Director-Policy Development & Research
What are the job elements you focus on the most (your primary responsibilities)?
I manage APTA’s research connected to the Research, Communications, and Advocacy program and direct the Transit Cooperative Research Program’s J-11 research program, Quick-Response Research on Long-Term Strategic Issues. Those are the two main research programs at APTA.
APTA also collects statistics on the public transit industry that can advance the industry’s policy objectives. We’ve published reports on ridership, fare collection and fare levels, infrastructure, and management compensation. The primary focus of all these efforts is to help our members promote their role in driving economic development and access to jobs in communities around the nation.
Our research is both for public consumption and for internal industry intelligence.
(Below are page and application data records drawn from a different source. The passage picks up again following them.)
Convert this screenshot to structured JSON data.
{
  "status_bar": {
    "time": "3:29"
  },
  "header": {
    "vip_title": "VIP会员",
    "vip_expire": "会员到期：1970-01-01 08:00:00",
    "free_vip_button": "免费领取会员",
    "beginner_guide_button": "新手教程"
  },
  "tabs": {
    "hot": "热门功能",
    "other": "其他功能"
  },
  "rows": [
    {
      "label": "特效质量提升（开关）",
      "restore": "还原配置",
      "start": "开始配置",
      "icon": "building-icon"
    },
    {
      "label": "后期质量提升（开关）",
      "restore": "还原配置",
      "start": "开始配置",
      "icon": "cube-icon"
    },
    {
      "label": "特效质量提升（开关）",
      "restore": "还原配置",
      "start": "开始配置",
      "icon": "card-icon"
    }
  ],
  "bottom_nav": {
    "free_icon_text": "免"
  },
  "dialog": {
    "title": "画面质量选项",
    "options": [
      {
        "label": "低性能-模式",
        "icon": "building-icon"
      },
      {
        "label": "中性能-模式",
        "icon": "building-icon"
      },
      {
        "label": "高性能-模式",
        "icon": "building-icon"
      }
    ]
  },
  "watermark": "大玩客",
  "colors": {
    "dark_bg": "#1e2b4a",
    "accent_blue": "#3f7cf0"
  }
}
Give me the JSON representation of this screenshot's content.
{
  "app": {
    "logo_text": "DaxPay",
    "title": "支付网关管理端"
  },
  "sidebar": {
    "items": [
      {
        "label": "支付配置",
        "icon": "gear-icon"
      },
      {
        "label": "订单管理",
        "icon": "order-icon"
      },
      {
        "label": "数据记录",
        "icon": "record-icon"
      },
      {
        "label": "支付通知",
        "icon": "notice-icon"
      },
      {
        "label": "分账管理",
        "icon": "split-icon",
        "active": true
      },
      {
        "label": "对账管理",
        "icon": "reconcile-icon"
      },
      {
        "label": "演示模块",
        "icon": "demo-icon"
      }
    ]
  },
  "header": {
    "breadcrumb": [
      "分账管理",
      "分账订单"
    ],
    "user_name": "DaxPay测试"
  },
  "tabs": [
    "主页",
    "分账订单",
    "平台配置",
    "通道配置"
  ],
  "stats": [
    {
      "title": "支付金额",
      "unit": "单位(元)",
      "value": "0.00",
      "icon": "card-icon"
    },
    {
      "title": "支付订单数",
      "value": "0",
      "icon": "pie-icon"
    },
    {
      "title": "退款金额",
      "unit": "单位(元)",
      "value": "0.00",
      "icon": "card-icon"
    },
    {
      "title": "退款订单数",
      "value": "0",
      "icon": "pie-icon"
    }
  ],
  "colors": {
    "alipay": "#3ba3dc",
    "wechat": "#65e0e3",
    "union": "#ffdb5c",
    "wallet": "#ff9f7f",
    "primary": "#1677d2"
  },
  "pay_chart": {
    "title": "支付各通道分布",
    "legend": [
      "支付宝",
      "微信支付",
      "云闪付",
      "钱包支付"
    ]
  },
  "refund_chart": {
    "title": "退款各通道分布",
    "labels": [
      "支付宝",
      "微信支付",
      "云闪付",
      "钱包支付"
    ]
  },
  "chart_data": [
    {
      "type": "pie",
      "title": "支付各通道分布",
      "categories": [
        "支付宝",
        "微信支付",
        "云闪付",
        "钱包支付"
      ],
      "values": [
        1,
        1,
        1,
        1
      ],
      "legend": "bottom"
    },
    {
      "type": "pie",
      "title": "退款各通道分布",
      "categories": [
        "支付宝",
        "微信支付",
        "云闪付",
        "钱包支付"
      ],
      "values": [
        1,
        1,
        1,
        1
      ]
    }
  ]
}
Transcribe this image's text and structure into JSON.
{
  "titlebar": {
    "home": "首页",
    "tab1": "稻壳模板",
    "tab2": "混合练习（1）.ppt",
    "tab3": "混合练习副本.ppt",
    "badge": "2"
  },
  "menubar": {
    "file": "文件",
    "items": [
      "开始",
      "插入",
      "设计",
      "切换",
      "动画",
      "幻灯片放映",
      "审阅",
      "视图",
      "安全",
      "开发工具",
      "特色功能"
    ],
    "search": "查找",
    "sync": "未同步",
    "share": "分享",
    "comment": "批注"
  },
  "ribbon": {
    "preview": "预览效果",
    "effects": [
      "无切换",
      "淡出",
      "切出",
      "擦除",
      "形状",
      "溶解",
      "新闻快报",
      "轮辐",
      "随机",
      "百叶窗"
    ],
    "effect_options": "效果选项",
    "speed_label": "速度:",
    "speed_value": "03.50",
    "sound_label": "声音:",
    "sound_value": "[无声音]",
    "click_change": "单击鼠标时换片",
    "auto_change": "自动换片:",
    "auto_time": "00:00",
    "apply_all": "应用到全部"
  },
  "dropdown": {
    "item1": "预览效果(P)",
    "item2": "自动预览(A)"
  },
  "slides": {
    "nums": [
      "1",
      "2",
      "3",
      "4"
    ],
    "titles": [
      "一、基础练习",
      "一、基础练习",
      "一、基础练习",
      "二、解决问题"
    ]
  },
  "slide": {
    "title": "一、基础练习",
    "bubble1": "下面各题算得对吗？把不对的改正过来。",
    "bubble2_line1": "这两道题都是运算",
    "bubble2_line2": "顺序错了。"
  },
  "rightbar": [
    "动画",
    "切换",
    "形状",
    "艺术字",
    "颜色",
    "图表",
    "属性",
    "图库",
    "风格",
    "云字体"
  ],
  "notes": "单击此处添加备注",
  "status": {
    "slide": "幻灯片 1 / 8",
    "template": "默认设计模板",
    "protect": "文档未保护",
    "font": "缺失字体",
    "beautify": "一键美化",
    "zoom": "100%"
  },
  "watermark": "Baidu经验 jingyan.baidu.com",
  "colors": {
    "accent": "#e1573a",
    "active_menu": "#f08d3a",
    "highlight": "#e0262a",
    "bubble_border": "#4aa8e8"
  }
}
It helps public transit agencies ask stakeholders for resources that can put enhanced service on the street.
Do you have direct contact with APTA members? If so, please talk about the most recent times you’ve helped out a member.
Indeed. In fact, a recent APTA member survey showed that information and research are important to members because they help make the case for public transit. I would like to find a way to magnify that impact.
For example, one large agency asked us for feedback on the uses of some innovative financing mechanisms for both operating and capital expenditures.
Public transit agencies are looking for opportunities to highlight their good work and show the benefits that future investments can provide to their communities. APTA research can help them make that case.
What initiatives, projects, or programs have you worked on at APTA that you have taken particular pride in completing?
One was our recent report titled The New Real Estate Mantra: Location Near Transit. We conceived this research project to show that communities located near public transit stations fared 41.6 percent better during the last recession than those located further away.
APTA developed a partnership with the National Association of Realtors to show the impact we can have on their members’ ability to serve their customers. The report shows that investment can lead to positive results for communities around the country. Our plan is to reach out to additional constituencies, such as retailers and commercial property owners, to show that APTA members are important to their efforts.
I was also excited to help develop a new online center for funding revenue issues: a member resource offering a one-stop location. The website will be the core of the center, but we also plan to present webinars and feature other benefits.
How did you “land” at APTA? How long have you worked here?
I’ve worked here since November 2011.
I grew up in a working-class family and was raised by my grandmother for a number of years. Public transportation was our lifeline. As I grew older, I realized that public transit also could provide a tool to bridge racially and economically divided communities and promote economic growth.
Both as an undergraduate and a graduate student, I focused my college studies on the connection between that kind of growth and investment in public transit.
Have you held other jobs in the public transportation industry (besides working at APTA)?
Prior to joining APTA, I worked as a legislative staffer in California for the chairman of the state Assembly Transportation Committee. I then became a lobbyist for the insurance industry and also worked for a think tank that promoted transit-oriented development.
What professional affiliations do you have?
I’m a member of the Conference of Minority Transportation Officials and Young Professionals in Transportation.
Could you tell us something about yourself that might surprise us?
I love weightlifting and nutrition. I think the interplay between the two elements is the “fountain of youth.” I don’t compete as a weightlifter, but it’s something I spend a lot of my personal time doing. I also love chatting about it. I started in college as a sophomore and, by the beginning of my senior year, my weight increased from 150 pounds to 200 pounds.
Make sure you see Darnell Grisby's video, now that you've read this!